There are several documents that may be included in your estate plan. Many people choose to include a medical power of attorney (POA) to assign a trusted person the authority to make medical decisions on their behalf if they are unable to make those decisions for themselves. The person you choose to have this authority is referred to as an agent.
Choosing an agent for medical POA
Under Maryland law, any person who is 18 or older and is ‘of sound mind’ can be chosen as an agent for your medical POA. Most people choose their spouse, adult child, or another trusted relative or friend who they believe will be able to handle this responsibility.
Remember that the agent should be someone that is willing to put their personal feelings aside and make decisions in accordance with your wishes. Once you have chosen your agent, you will have to discuss your wishes with them so that when the time comes they have a better understanding of what decision you would want them to make.
What does an agent with medical POA do?
The person you choose as your agent will essentially make all medical decisions relating to your care if you are incapacitated. The agent may take on the following responsibilities:
- Deciding on medical treatments and procedures.
- Choosing doctors to oversee your care.
- Deciding whether to administer life support.
- Deciding whether to insert a breathing or feeding tube or take other life sustaining measures.
- Deciding where you should live (e.g., assisted living facility) and who should be responsible for your care.
In addition to a medical POA, many people also choose to include a financial POA in their estate plans. The agent you assign for your financial POA will be able to make financial decisions on your behalf if you are incapacitated. You may choose the same person for both or choose two different people.

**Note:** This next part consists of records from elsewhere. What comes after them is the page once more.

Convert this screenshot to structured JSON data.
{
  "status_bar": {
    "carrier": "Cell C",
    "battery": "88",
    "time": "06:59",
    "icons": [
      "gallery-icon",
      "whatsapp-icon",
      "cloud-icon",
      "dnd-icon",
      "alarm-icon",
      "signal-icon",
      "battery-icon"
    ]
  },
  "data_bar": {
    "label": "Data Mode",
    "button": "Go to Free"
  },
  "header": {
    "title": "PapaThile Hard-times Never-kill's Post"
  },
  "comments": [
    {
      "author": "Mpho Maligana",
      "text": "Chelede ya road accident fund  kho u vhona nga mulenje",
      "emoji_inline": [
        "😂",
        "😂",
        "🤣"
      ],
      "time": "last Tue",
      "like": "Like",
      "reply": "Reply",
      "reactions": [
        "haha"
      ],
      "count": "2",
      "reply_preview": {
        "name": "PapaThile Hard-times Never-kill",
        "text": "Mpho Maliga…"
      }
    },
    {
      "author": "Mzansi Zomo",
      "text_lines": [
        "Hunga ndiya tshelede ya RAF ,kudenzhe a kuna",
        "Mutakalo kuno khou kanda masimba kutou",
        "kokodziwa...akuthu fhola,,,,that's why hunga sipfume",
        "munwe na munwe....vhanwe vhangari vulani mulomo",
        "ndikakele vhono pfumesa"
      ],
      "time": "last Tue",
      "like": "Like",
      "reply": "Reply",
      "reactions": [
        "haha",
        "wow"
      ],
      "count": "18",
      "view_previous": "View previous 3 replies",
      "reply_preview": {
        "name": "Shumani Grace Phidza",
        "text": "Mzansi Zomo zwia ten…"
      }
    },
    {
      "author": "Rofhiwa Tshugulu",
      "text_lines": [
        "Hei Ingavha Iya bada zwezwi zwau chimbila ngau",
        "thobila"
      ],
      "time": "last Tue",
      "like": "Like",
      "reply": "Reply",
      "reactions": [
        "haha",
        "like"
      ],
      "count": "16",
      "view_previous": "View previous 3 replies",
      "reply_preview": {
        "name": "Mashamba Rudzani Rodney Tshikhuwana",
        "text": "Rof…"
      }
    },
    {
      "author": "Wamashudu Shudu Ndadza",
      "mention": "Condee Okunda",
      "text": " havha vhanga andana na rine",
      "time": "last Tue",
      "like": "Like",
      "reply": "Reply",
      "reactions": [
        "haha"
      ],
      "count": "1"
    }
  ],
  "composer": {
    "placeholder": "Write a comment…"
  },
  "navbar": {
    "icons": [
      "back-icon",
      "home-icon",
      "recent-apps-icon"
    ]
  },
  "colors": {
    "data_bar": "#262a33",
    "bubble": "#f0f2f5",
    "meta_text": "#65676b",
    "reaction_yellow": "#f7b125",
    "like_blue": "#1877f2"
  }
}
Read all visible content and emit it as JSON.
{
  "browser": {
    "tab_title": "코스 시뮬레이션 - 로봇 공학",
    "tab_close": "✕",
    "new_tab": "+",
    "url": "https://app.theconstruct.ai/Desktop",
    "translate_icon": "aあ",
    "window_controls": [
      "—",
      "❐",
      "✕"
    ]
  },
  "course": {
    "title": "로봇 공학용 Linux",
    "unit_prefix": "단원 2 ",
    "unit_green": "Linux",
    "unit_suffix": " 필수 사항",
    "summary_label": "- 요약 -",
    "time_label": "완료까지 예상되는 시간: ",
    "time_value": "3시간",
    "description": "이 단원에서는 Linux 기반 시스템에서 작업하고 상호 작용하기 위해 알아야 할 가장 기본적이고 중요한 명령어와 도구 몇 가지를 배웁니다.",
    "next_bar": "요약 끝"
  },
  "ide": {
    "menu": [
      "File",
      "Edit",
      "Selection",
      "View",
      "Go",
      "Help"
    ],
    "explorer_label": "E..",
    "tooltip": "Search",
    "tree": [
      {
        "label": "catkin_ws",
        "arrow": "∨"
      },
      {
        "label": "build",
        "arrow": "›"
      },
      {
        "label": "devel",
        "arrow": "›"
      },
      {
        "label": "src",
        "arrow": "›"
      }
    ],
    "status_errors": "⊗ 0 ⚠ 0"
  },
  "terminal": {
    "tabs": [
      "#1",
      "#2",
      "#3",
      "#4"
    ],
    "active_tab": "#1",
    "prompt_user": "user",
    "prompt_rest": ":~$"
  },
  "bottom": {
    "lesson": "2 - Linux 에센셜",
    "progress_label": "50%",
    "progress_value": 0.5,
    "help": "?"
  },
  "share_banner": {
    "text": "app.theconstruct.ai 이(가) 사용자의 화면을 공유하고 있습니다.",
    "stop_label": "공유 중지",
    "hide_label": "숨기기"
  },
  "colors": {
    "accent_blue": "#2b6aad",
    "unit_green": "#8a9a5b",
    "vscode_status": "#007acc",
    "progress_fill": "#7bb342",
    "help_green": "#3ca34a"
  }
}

An attorney specializing in estate planning can help you complete the necessary POA paperwork to assign these responsibilities to your chosen agents.